* WORK REQUEST
Give back the full data, unchanged and complete.

* DATA PROVIDED
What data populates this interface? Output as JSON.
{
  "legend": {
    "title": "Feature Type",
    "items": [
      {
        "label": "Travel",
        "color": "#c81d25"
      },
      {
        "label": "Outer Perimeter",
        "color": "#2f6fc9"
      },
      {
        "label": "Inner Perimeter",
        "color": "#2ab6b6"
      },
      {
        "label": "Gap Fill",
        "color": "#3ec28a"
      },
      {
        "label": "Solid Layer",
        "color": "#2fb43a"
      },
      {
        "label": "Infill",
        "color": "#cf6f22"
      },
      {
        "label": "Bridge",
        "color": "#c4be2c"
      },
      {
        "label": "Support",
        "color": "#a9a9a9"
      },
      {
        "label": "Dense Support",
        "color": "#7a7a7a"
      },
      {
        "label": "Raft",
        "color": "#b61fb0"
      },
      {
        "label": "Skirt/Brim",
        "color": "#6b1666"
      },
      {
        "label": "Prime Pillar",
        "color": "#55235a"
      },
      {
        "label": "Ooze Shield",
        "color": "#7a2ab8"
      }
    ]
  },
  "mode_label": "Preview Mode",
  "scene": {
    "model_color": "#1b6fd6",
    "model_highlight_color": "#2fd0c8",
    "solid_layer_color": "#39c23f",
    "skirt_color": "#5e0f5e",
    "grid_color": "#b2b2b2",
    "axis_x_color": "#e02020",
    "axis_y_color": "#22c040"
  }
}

* RESULT OF THIS EXERCISE
What data populates this interface? Output as JSON.
{
  "legend": {
    "title": "Feature Type",
    "items": [
      {
        "label": "Travel",
        "color": "#c81d25"
      },
      {
        "label": "Outer Perimeter",
        "color": "#2f6fc9"
      },
      {
        "label": "Inner Perimeter",
        "color": "#2ab6b6"
      },
      {
        "label": "Gap Fill",
        "color": "#3ec28a"
      },
      {
        "label": "Solid Layer",
        "color": "#2fb43a"
      },
      {
        "label": "Infill",
        "color": "#cf6f22"
      },
      {
        "label": "Bridge",
        "color": "#c4be2c"
      },
      {
        "label": "Support",
        "color": "#a9a9a9"
      },
      {
        "label": "Dense Support",
        "color": "#7a7a7a"
      },
      {
        "label": "Raft",
        "color": "#b61fb0"
      },
      {
        "label": "Skirt/Brim",
        "color": "#6b1666"
      },
      {
        "label": "Prime Pillar",
        "color": "#55235a"
      },
      {
        "label": "Ooze Shield",
        "color": "#7a2ab8"
      }
    ]
  },
  "mode_label": "Preview Mode",
  "scene": {
    "model_color": "#1b6fd6",
    "model_highlight_color": "#2fd0c8",
    "solid_layer_color": "#39c23f",
    "skirt_color": "#5e0f5e",
    "grid_color": "#b2b2b2",
    "axis_x_color": "#e02020",
    "axis_y_color": "#22c040"
  }
}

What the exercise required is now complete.